Missing shadows and screen space reflections were also noticed and in some cases, the screen space reflection would appear to form from the centre rather than being distorted. It was weird to say the least. There’s also the fact that bullets fly over water without any colour reflections on the body’s surface. Though the issues with missing shadows, screen space reflections and lack of bullet reflections on water were observed more on consoles, they were noticed on PC as well.

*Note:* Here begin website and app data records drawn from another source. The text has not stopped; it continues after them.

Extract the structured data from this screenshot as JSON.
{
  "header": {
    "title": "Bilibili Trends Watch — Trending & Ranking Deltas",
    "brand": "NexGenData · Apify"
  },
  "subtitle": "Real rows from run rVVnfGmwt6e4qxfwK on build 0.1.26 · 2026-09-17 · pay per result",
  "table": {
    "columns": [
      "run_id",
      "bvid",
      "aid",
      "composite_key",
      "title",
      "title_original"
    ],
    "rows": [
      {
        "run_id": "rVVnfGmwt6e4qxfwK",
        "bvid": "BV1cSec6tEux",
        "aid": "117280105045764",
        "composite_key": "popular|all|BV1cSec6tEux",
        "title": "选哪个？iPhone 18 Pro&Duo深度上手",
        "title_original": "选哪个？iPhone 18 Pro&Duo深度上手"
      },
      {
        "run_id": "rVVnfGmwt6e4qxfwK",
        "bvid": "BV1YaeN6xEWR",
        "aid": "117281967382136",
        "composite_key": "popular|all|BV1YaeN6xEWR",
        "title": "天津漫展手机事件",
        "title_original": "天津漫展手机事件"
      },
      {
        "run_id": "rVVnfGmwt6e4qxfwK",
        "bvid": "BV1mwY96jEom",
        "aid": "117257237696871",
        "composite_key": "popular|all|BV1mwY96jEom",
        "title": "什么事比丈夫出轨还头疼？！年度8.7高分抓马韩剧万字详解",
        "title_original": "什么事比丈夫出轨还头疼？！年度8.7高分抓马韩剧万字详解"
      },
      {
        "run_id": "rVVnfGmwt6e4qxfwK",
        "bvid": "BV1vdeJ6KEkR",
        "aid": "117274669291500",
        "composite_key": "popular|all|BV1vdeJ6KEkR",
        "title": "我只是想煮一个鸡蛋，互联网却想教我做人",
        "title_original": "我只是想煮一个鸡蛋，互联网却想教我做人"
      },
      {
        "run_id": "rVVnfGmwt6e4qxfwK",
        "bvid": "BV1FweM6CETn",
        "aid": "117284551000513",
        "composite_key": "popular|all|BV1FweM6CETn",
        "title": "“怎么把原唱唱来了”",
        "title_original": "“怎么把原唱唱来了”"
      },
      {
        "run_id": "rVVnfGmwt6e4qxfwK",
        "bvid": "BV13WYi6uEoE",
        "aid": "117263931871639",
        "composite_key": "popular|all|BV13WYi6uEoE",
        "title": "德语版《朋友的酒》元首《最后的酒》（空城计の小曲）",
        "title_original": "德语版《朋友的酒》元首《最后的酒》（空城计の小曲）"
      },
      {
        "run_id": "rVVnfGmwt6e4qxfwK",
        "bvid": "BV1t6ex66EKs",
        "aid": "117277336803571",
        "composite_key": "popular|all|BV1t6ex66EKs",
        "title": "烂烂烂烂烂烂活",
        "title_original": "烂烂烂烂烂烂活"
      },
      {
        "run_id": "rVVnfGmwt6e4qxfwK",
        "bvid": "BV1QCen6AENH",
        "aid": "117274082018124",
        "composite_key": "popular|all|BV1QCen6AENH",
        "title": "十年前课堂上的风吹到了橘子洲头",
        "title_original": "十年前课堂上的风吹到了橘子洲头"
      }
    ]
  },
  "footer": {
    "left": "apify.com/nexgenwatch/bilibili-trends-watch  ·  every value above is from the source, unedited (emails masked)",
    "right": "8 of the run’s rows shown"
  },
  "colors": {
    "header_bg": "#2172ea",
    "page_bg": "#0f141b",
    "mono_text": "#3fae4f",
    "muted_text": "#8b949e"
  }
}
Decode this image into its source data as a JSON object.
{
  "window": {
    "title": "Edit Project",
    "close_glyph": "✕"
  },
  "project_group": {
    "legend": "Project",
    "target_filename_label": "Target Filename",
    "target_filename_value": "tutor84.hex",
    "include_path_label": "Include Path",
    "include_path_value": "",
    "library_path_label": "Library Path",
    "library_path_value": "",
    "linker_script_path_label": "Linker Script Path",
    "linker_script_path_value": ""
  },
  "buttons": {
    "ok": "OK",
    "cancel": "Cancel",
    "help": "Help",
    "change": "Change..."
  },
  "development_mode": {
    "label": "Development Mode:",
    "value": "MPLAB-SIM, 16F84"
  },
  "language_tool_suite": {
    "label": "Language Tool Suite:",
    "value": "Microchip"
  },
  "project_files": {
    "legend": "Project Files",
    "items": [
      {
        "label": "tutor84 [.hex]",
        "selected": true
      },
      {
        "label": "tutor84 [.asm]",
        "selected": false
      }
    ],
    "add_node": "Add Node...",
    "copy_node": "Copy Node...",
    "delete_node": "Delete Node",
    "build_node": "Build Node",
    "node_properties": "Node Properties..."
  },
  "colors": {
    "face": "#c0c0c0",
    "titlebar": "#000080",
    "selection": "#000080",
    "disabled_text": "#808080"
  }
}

Star Wars: Battlefront uses adaptive tessellation on ground surfaces and it looks great. Ambient occlusion is also implemented well. Texture filtering is similar across all three platforms but texture details tend to be resolved quicker on PC (with the clarity on Xbox One suffering most). We also noticed similar lens flare effects with texture geometry and shadow quality between both console versions being similar. That being said, the shadow quality on consoles tends to suffer at times when compared to the PC version, which has softer and sharper edges on shadows. The PC version also boasts better volumetric effects like smoke, water, etc.
PC graphical settings include support for up to 3840×2160 resolution, the ability to customize motion blur amount and FOV, and the usual options for texture quality, texture filtering, lighting quality, shadow quality, effect quality, post process quality and mesh quality. You can also customize options for terrain quality, terrain groundcover, anti-aliasing and ambient occlusion. Star Wars: Battlefront is GPU-bound and using an Intel Core i7-5960X with 16 GB of RAM, we tested it at 1080p resolution, 2K resolution and 4K resolution across a variety of cards.
Star Wars: Battlefront on consoles isn’t a very tough proposition – despite the slightly inferior FPS performance at times, the PS4 version beats the Xbox One thanks to a higher pixel count. When you look at the bigger picture, it’s obvious that Battlefront heralds a significant benchmark for visuals regardless of the platform you experience it on with the sheer amount of post processing effects bringing it the closest to CG quality graphics we’ve seen yet. The PC version is recommended for those with strong configurations but the PS4 and Xbox One versions also deserve a look if you can excuse their respective shortcomings.
Note: Analysis carried out by Bill Smith.